_DIRECTIONS_:
Wherever the string "Modell" appears in the records, return the line that holds it.
● ● ●
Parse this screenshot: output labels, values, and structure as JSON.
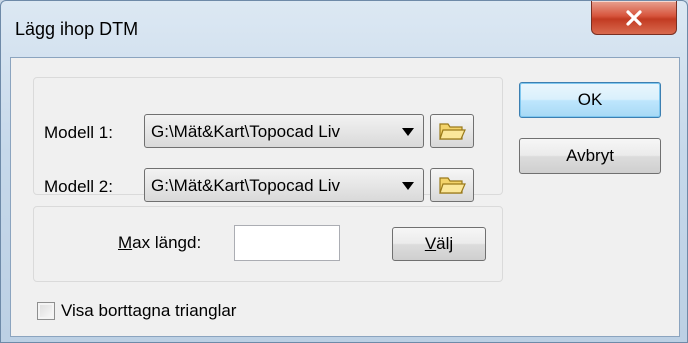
{
  "window": {
    "title": "Lägg ihop DTM",
    "close_label": "X"
  },
  "models": {
    "model1_label": "Modell 1:",
    "model1_value": "G:\\Mät&Kart\\Topocad Liv",
    "model2_label": "Modell 2:",
    "model2_value": "G:\\Mät&Kart\\Topocad Liv"
  },
  "buttons": {
    "ok_label": "OK",
    "cancel_label": "Avbryt"
  },
  "max_length": {
    "label_mnemonic": "M",
    "label_rest": "ax längd:",
    "value": "",
    "select_mnemonic": "V",
    "select_rest": "älj"
  },
  "options": {
    "show_removed_label": "Visa borttagna trianglar",
    "show_removed_checked": false
  },
  "icons": {
    "folder": "folder-icon",
    "dropdown": "dropdown-arrow-icon",
    "close": "close-icon"
  }
}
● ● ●
_WRITTEN ANSWER_:
    "model1_label": "Modell 1:",
    "model2_label": "Modell 2:",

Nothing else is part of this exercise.